Talks between Nigeria and Islamist militant group Boko Haram aimed at securing the release of 200 abducted girls have not been jeopardised by a surge in violence, Nigeria’s foreign minister said on Monday.
Aminu Wali said negotiations were continuing this week in Chad to try to free the school girls, who were seized by militants in April in a kidnapping that shocked the world.
“There are still negotiations going on and we expect a lot of progress to be made. Soon we will announce exactly where we are,” Wali told journalists after meeting French Foreign Minister Laurent Fabius.
Nigeria’s military announced a ceasefire 10 days ago ahead of the negotiations, but since then bombings, killings and kidnappings have continued in Africa’s top oil producer.
Suspected Boko Haram militants killed at least 17 people and abducted dozens in a series of attacks in the central region of Nigeria’s northeast Borno state over the weekend. At least 25 girls were kidnapped from a remote northeastern town a few days earlier.
However, Nigerian authorities say five years of insurgency have become mixed up with broader criminality, and that Boko Haram itself is highly fragmented.
“Boko Haram are saying that those ones (attacks) were done by other rogues and criminals … Kidnapping has being going on in Nigeria for some time … by miscreants,” Wali said.
He added that the government also suspected “dissidents of the main Boko Haram body” were trying to scupper the ceasefire.
“But certainly this is not something that will threaten the negotiations going on. And we will make an effort also to bring back those that have been kidnapped,” Wali said.
Chadian officials also say they are optimistic about deal, which could involve a prisoner swap, although Nigerians will be reluctant to release dangerous individuals who could cause more carnage down the line.
Nigerians weary of a conflict that has killed many thousands since Boko Haram launched its uprising for an Islamic state in 2009 appear sceptical of the alleged truce.

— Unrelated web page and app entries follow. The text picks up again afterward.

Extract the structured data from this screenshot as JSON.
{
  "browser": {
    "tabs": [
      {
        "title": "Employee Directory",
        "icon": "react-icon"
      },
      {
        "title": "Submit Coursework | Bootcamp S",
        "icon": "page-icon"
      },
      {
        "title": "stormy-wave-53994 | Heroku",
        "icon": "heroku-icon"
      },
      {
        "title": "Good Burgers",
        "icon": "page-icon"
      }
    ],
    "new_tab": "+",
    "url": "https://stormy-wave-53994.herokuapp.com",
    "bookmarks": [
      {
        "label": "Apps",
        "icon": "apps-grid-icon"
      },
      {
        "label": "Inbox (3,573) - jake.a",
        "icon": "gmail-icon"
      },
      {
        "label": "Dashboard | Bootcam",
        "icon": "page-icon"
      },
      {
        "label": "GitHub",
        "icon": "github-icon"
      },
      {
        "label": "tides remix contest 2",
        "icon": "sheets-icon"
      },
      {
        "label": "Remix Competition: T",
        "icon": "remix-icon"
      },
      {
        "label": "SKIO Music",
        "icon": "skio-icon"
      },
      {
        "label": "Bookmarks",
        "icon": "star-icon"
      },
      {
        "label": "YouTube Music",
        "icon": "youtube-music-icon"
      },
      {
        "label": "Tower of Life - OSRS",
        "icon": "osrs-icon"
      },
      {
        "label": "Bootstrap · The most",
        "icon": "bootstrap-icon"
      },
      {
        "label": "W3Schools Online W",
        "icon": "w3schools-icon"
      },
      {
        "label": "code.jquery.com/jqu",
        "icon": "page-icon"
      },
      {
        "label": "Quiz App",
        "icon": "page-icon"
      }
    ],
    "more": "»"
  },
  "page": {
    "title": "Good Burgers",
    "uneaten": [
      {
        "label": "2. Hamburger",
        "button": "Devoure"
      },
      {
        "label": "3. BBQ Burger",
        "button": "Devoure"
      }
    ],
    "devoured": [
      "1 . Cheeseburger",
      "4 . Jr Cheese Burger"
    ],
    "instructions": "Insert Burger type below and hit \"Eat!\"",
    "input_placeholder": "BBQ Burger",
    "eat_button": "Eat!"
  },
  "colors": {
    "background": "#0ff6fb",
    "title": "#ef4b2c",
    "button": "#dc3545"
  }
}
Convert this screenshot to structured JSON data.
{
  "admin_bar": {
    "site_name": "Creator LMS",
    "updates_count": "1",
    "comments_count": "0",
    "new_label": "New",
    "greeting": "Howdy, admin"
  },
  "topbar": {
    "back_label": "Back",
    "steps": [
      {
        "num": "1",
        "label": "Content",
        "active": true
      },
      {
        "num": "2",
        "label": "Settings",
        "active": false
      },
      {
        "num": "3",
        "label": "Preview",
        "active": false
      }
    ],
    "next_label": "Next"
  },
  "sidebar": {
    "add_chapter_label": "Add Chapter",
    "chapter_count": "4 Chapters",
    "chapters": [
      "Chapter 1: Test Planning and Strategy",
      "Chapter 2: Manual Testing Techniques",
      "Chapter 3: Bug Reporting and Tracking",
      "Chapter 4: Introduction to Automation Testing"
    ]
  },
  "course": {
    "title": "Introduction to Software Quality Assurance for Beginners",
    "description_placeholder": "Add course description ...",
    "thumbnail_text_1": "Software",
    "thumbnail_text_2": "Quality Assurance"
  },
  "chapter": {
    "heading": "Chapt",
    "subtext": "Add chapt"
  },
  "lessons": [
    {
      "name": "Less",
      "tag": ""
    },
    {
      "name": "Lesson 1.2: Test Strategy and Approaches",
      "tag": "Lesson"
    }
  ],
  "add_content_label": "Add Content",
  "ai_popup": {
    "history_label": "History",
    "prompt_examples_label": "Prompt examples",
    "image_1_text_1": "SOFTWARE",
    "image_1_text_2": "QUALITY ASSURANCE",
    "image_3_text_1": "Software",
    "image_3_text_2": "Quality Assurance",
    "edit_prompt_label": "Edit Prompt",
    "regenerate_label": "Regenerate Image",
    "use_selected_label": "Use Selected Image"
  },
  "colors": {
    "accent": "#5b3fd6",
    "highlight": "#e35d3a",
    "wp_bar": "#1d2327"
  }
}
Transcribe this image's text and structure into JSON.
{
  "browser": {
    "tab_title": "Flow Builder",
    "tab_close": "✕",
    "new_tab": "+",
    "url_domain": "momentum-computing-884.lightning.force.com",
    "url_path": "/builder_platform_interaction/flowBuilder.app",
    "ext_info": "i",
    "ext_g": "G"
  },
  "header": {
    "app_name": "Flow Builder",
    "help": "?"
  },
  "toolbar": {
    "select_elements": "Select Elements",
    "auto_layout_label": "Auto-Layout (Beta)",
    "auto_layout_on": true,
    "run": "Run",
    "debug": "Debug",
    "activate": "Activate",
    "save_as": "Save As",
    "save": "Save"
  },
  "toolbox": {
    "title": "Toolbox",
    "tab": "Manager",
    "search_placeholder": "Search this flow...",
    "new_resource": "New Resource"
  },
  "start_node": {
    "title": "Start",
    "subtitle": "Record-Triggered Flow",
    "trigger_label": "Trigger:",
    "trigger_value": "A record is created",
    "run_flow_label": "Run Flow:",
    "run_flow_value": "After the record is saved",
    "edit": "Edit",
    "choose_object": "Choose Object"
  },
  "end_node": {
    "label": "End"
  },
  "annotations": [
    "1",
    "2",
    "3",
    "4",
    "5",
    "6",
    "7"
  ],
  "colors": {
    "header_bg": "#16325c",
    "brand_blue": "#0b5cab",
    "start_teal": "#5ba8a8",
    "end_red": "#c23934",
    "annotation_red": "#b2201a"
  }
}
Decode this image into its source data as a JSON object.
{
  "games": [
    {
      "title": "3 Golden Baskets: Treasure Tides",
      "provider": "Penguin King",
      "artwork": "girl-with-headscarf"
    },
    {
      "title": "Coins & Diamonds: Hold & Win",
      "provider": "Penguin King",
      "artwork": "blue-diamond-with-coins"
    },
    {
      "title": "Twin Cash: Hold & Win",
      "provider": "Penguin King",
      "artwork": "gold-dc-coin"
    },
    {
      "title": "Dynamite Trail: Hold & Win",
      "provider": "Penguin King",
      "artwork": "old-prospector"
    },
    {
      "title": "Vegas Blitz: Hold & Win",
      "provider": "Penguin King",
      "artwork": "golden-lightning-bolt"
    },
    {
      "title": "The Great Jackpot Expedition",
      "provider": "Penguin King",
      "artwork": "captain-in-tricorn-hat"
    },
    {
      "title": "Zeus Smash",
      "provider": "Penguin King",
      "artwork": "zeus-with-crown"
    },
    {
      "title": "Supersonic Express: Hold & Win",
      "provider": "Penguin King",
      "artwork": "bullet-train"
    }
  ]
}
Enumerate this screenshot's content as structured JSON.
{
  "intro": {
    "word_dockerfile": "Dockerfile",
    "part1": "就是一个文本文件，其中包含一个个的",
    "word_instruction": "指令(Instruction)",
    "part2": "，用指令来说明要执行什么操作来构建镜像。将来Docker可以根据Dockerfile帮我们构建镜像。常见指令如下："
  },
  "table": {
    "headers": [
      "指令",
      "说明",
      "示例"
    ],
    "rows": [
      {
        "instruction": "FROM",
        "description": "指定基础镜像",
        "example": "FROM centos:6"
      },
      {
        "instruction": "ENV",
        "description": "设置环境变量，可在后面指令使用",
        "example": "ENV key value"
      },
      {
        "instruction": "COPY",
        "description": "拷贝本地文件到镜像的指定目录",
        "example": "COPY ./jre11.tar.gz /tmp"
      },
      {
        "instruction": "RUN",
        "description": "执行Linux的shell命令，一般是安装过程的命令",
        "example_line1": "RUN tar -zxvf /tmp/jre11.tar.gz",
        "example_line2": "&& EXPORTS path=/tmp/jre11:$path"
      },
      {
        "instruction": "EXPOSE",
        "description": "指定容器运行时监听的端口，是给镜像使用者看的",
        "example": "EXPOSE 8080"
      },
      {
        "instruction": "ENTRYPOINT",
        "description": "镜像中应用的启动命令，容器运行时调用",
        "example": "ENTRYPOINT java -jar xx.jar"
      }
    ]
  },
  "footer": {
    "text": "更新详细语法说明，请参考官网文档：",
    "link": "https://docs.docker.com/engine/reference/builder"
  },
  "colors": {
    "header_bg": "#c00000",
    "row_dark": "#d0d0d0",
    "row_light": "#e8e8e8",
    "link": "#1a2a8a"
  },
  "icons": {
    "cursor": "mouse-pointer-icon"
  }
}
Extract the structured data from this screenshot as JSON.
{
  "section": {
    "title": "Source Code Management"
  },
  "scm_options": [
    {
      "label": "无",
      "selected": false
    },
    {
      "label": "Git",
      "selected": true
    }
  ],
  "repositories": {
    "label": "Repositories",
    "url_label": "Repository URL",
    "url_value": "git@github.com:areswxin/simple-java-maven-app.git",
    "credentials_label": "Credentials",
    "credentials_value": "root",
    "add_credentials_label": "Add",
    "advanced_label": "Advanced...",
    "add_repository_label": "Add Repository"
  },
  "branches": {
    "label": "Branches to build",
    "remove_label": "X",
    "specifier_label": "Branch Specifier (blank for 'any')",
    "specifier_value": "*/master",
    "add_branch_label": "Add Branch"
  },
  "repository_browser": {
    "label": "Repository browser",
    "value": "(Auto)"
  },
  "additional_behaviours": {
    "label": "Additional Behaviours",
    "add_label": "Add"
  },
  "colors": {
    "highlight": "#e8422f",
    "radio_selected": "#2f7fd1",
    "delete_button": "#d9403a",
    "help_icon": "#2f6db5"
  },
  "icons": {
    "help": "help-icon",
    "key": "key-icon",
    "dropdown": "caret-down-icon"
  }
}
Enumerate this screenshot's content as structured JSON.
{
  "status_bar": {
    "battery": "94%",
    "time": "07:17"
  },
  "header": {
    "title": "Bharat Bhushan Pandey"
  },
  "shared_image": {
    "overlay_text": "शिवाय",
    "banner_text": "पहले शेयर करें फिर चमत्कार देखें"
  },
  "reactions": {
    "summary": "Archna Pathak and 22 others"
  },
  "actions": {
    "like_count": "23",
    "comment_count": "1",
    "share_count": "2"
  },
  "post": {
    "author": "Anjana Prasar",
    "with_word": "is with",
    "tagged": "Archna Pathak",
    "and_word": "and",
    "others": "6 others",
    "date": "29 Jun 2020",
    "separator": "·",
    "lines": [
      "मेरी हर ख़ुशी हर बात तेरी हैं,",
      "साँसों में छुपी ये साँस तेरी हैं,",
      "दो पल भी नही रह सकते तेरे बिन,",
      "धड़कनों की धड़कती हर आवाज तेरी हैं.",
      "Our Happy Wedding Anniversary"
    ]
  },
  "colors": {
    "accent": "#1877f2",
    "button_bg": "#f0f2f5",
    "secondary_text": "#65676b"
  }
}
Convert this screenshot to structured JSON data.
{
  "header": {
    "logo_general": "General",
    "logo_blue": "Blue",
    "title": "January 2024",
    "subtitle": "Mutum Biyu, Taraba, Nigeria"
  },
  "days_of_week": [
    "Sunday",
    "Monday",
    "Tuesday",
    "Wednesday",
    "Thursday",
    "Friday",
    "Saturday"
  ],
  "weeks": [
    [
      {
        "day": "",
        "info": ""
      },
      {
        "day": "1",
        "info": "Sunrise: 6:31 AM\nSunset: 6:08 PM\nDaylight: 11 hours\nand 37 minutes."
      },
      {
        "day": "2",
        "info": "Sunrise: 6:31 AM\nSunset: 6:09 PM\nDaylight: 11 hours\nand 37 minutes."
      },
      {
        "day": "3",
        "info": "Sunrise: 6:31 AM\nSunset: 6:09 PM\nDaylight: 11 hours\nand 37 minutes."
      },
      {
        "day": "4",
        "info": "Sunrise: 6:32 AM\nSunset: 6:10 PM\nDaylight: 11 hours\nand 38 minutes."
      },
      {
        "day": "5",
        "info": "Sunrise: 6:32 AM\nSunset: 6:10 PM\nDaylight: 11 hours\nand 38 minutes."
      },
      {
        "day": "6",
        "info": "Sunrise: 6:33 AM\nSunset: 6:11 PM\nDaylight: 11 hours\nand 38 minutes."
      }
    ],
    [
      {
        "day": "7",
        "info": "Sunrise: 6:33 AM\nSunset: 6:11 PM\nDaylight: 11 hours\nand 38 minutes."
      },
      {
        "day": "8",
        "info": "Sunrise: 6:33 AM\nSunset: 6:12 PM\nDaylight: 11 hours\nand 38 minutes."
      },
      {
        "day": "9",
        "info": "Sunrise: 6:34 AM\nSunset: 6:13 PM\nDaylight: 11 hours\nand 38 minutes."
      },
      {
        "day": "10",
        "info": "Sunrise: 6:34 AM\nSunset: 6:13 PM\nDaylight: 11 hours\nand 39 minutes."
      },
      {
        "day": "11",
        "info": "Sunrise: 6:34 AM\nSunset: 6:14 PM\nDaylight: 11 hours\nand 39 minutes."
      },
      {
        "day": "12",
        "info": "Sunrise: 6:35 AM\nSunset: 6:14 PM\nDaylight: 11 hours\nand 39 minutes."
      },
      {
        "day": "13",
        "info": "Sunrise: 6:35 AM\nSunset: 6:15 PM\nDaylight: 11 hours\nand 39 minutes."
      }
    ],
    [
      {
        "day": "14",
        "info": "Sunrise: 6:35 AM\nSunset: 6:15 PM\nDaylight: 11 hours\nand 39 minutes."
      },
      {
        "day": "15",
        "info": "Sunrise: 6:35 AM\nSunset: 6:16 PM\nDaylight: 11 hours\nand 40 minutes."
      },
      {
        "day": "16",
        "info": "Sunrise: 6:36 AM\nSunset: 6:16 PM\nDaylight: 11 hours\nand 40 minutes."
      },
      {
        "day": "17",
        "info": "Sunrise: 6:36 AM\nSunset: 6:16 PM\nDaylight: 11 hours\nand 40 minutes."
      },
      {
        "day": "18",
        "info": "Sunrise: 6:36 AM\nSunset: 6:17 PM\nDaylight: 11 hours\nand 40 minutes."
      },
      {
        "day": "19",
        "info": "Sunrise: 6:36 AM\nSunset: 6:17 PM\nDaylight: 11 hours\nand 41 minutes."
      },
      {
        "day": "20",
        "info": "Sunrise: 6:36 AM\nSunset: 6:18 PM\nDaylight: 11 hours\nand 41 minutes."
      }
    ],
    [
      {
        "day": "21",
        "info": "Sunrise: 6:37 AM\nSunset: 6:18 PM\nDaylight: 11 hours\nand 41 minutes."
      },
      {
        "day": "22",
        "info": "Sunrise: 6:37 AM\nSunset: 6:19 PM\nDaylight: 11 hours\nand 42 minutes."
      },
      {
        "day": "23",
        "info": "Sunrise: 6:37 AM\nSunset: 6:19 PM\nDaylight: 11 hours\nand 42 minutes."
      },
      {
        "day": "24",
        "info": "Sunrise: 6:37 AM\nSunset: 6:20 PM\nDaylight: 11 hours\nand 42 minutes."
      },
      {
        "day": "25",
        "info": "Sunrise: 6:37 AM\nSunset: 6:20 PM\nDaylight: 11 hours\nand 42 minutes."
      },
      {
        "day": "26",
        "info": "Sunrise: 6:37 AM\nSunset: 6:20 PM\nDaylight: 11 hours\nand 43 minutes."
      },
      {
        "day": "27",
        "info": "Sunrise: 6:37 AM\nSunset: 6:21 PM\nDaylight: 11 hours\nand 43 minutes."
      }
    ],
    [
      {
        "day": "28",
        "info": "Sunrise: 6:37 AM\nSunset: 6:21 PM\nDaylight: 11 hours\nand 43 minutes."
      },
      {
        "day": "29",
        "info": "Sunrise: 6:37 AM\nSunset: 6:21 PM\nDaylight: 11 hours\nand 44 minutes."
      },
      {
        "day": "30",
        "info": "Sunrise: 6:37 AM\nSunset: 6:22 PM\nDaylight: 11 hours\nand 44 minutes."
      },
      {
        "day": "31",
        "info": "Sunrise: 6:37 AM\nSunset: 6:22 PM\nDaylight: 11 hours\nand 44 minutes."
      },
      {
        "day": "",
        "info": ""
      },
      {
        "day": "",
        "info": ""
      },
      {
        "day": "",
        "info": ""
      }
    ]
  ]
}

But what counts is ultimately whether the faction with which Nigeria is conversing has direct control over the girls. Parents of the abducted girls say they have doubts, but remain hopeful. (Reporting by Camillus Eboh; Writing by Tim Cocks; Editing by Crispian Balmer)